Scan the material below for the string "their". Report every line that has it.

-- THE DATA --
· · · · · · ·

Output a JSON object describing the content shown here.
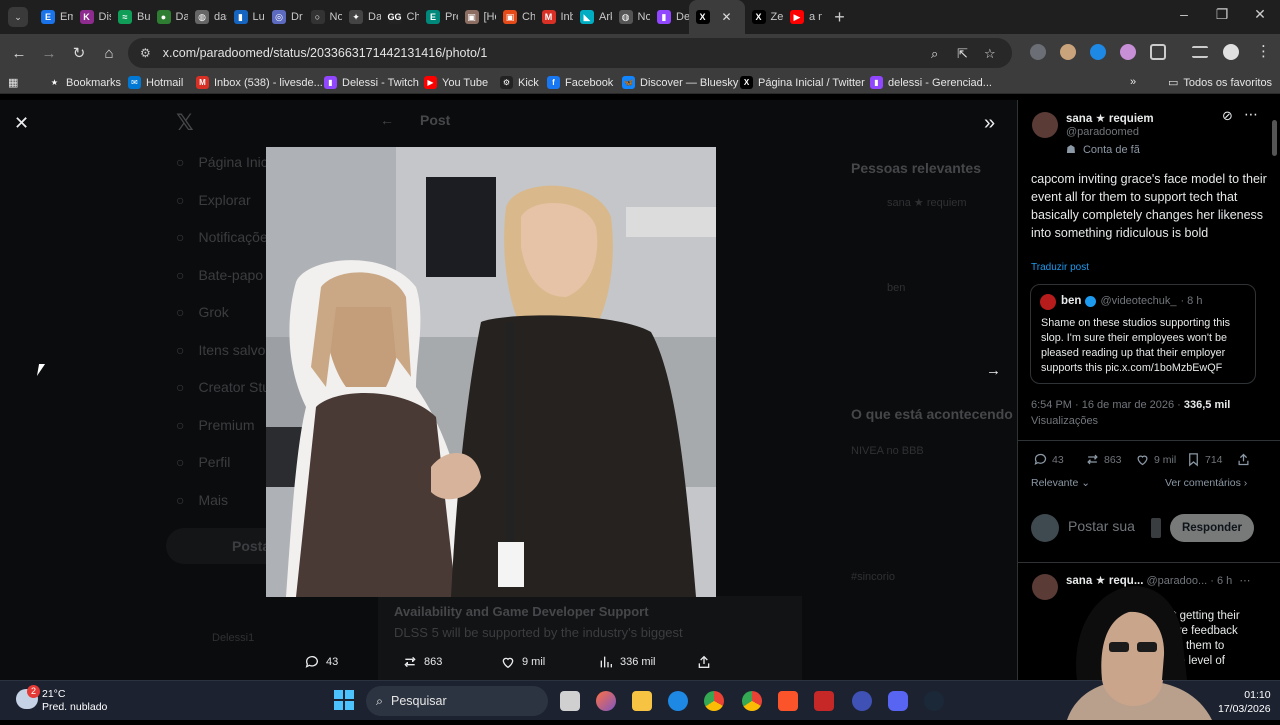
{
  "browser": {
    "tabs": [
      {
        "label": "Em",
        "color": "#1a73e8",
        "glyph": "E"
      },
      {
        "label": "Dis",
        "color": "#8e2b8f",
        "glyph": "K"
      },
      {
        "label": "Bus",
        "color": "#0f9d58",
        "glyph": "≈"
      },
      {
        "label": "Da",
        "color": "#2e7d32",
        "glyph": "●"
      },
      {
        "label": "das",
        "color": "#666666",
        "glyph": "◍"
      },
      {
        "label": "Lur",
        "color": "#1565c0",
        "glyph": "▮"
      },
      {
        "label": "Dr",
        "color": "#5c6bc0",
        "glyph": "◎"
      },
      {
        "label": "No",
        "color": "#333333",
        "glyph": "○"
      },
      {
        "label": "Da",
        "color": "#444444",
        "glyph": "✦"
      },
      {
        "label": "Ch",
        "color": "#222222",
        "glyph": "GG"
      },
      {
        "label": "Pre",
        "color": "#00897b",
        "glyph": "E"
      },
      {
        "label": "[Ho",
        "color": "#8d6e63",
        "glyph": "▣"
      },
      {
        "label": "Ch",
        "color": "#e64a19",
        "glyph": "▣"
      },
      {
        "label": "Inb",
        "color": "#d93025",
        "glyph": "M"
      },
      {
        "label": "Ark",
        "color": "#00acc1",
        "glyph": "◣"
      },
      {
        "label": "No",
        "color": "#555555",
        "glyph": "◍"
      },
      {
        "label": "Del",
        "color": "#9146ff",
        "glyph": "▮"
      },
      {
        "label": "",
        "color": "#000000",
        "glyph": "X",
        "active": true
      },
      {
        "label": "Zer",
        "color": "#000000",
        "glyph": "X"
      },
      {
        "label": "a n",
        "color": "#ff0000",
        "glyph": "▶"
      }
    ],
    "url": "x.com/paradoomed/status/2033663171442131416/photo/1",
    "bookmarks": [
      {
        "label": "Bookmarks",
        "color": "#3c3c3c",
        "glyph": "★"
      },
      {
        "label": "Hotmail",
        "color": "#0078d4",
        "glyph": "✉"
      },
      {
        "label": "Inbox (538) - livesde...",
        "color": "#d93025",
        "glyph": "M"
      },
      {
        "label": "Delessi - Twitch",
        "color": "#9146ff",
        "glyph": "▮"
      },
      {
        "label": "You Tube",
        "color": "#ff0000",
        "glyph": "▶"
      },
      {
        "label": "Kick",
        "color": "#222222",
        "glyph": "⚙"
      },
      {
        "label": "Facebook",
        "color": "#1877f2",
        "glyph": "f"
      },
      {
        "label": "Discover — Bluesky",
        "color": "#1185fe",
        "glyph": "🦋"
      },
      {
        "label": "Página Inicial / Twitter",
        "color": "#000000",
        "glyph": "X"
      },
      {
        "label": "delessi - Gerenciad...",
        "color": "#9146ff",
        "glyph": "▮"
      }
    ],
    "all_bookmarks_label": "Todos os favoritos"
  },
  "backdrop": {
    "header": "Post",
    "nav": [
      "Página Inicial",
      "Explorar",
      "Notificações",
      "Bate-papo",
      "Grok",
      "Itens salvos",
      "Creator Studio",
      "Premium",
      "Perfil",
      "Mais"
    ],
    "post_button": "Postar",
    "right_heading": "Pessoas relevantes",
    "right_heading2": "O que está acontecendo",
    "trend1": "NIVEA no BBB",
    "trend2": "#sincorio",
    "card_title": "Availability and Game Developer Support",
    "card_text": "DLSS 5 will be supported by the industry's biggest",
    "profile_name": "Delessi1",
    "bg_name1": "sana ★ requiem",
    "bg_name2": "ben"
  },
  "viewer": {
    "actions": [
      {
        "icon": "reply-icon",
        "count": "43"
      },
      {
        "icon": "repost-icon",
        "count": "863"
      },
      {
        "icon": "like-icon",
        "count": "9 mil"
      },
      {
        "icon": "views-icon",
        "count": "336 mil"
      },
      {
        "icon": "share-icon",
        "count": ""
      }
    ]
  },
  "tweet": {
    "author_name": "sana ★ requiem",
    "author_handle": "@paradoomed",
    "author_badge": "Conta de fã",
    "text": "capcom inviting grace's face model to their event all for them to support tech that basically completely changes her likeness into something ridiculous is bold",
    "translate_label": "Traduzir post",
    "quote": {
      "name": "ben",
      "handle": "@videotechuk_",
      "time": "· 8 h",
      "text": "Shame on these studios supporting this slop. I'm sure their employees won't be pleased reading up that their employer supports this pic.x.com/1boMzbEwQF"
    },
    "timestamp": "6:54 PM · 16 de mar de 2026 ·",
    "views": "336,5 mil",
    "views_label": "Visualizações",
    "stats": {
      "replies": "43",
      "reposts": "863",
      "likes": "9 mil",
      "bookmarks": "714"
    },
    "sort_label": "Relevante",
    "see_replies": "Ver comentários",
    "reply_placeholder": "Postar sua",
    "reply_button": "Responder",
    "reply_preview": {
      "name": "sana ★ requ...",
      "handle": "@paradoo...",
      "time": "· 6 h",
      "lines": [
        "bout getting their",
        "to give feedback",
        "ce for them to",
        "nsane level of"
      ]
    }
  },
  "taskbar": {
    "temperature": "21°C",
    "weather": "Pred. nublado",
    "weather_badge": "2",
    "search_label": "Pesquisar",
    "time": "01:10",
    "date": "17/03/2026"
  }
}
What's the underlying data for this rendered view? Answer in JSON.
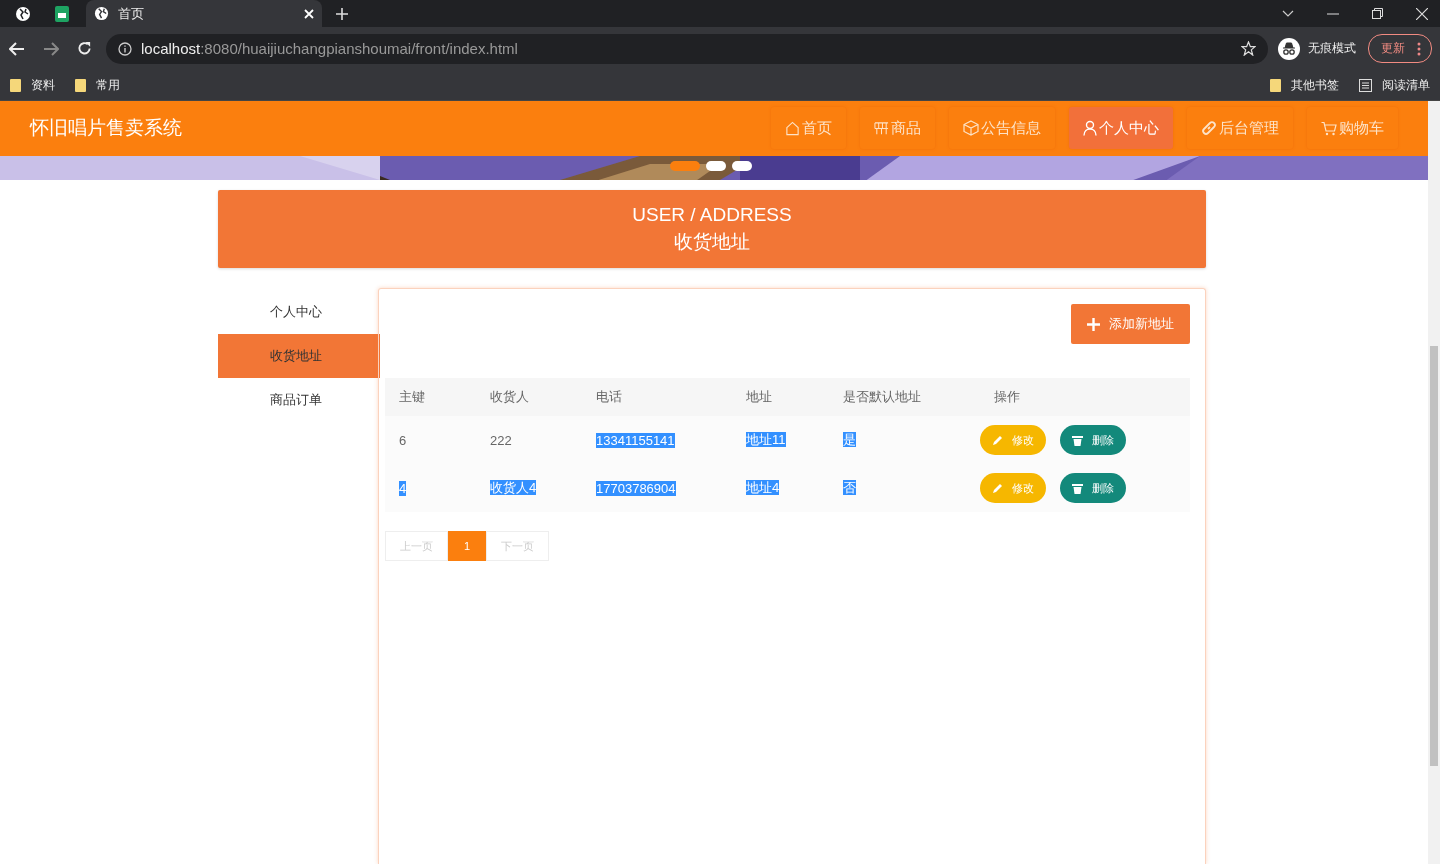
{
  "browser": {
    "tab_title": "首页",
    "url_host": "localhost",
    "url_path": ":8080/huaijiuchangpianshoumai/front/index.html",
    "incognito_label": "无痕模式",
    "update_label": "更新",
    "bookmarks": [
      "资料",
      "常用"
    ],
    "bookmarks_right": [
      "其他书签",
      "阅读清单"
    ]
  },
  "site": {
    "title": "怀旧唱片售卖系统",
    "nav": [
      {
        "label": "首页",
        "selected": false
      },
      {
        "label": "商品",
        "selected": false
      },
      {
        "label": "公告信息",
        "selected": false
      },
      {
        "label": "个人中心",
        "selected": true
      },
      {
        "label": "后台管理",
        "selected": false
      },
      {
        "label": "购物车",
        "selected": false
      }
    ],
    "carousel_dots": [
      {
        "selected": true
      },
      {
        "selected": false
      },
      {
        "selected": false
      }
    ]
  },
  "heading": {
    "en": "USER / ADDRESS",
    "zh": "收货地址"
  },
  "sidebar": [
    {
      "label": "个人中心",
      "selected": false
    },
    {
      "label": "收货地址",
      "selected": true
    },
    {
      "label": "商品订单",
      "selected": false
    }
  ],
  "add_button": "添加新地址",
  "table": {
    "columns": [
      "主键",
      "收货人",
      "电话",
      "地址",
      "是否默认地址",
      "操作"
    ],
    "rows": [
      {
        "cells": [
          {
            "text": "6",
            "highlighted": false
          },
          {
            "text": "222",
            "highlighted": false
          },
          {
            "text": "13341155141",
            "highlighted": true
          },
          {
            "text": "地址11",
            "highlighted": true
          },
          {
            "text": "是",
            "highlighted": true
          }
        ],
        "edit": "修改",
        "delete": "删除"
      },
      {
        "cells": [
          {
            "text": "4",
            "highlighted": true
          },
          {
            "text": "收货人4",
            "highlighted": true
          },
          {
            "text": "17703786904",
            "highlighted": true
          },
          {
            "text": "地址4",
            "highlighted": true
          },
          {
            "text": "否",
            "highlighted": true
          }
        ],
        "edit": "修改",
        "delete": "删除"
      }
    ]
  },
  "pagination": {
    "prev": "上一页",
    "pages": [
      {
        "label": "1",
        "selected": true
      }
    ],
    "next": "下一页"
  }
}
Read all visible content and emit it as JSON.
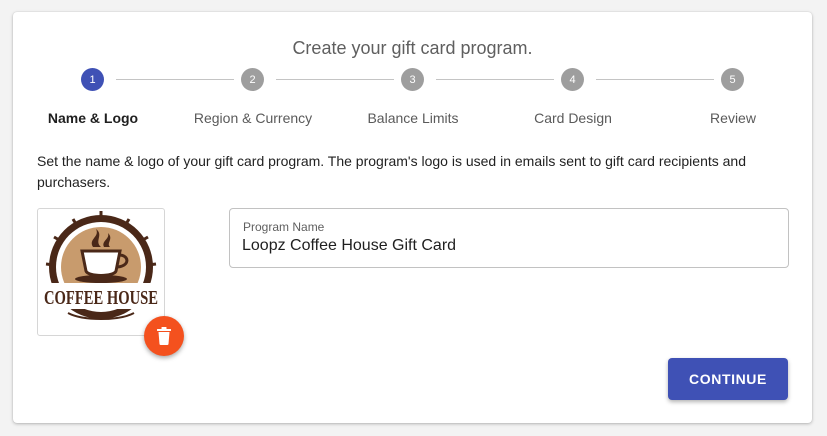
{
  "wizard": {
    "title": "Create your gift card program.",
    "active_step": 1,
    "steps": [
      {
        "number": "1",
        "label": "Name & Logo"
      },
      {
        "number": "2",
        "label": "Region & Currency"
      },
      {
        "number": "3",
        "label": "Balance Limits"
      },
      {
        "number": "4",
        "label": "Card Design"
      },
      {
        "number": "5",
        "label": "Review"
      }
    ]
  },
  "form": {
    "description": "Set the name & logo of your gift card program. The program's logo is used in emails sent to gift card recipients and purchasers.",
    "logo": {
      "text": "COFFEE HOUSE",
      "icon": "coffee-cup-logo"
    },
    "delete_logo_icon": "trash-icon",
    "program_name": {
      "label": "Program Name",
      "value": "Loopz Coffee House Gift Card"
    }
  },
  "actions": {
    "continue_label": "CONTINUE"
  },
  "colors": {
    "primary": "#3f51b5",
    "delete": "#f4511e",
    "inactive_step": "#9e9e9e"
  }
}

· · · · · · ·

-- COMPLETED EXERCISE --
    "text": "capcom inviting grace's face model to their event all for them to support tech that basically completely changes her likeness into something ridiculous is bold",
      "text": "Shame on these studios supporting this slop. I'm sure their employees won't be pleased reading up that their employer supports this pic.x.com/1boMzbEwQF"
        "bout getting their",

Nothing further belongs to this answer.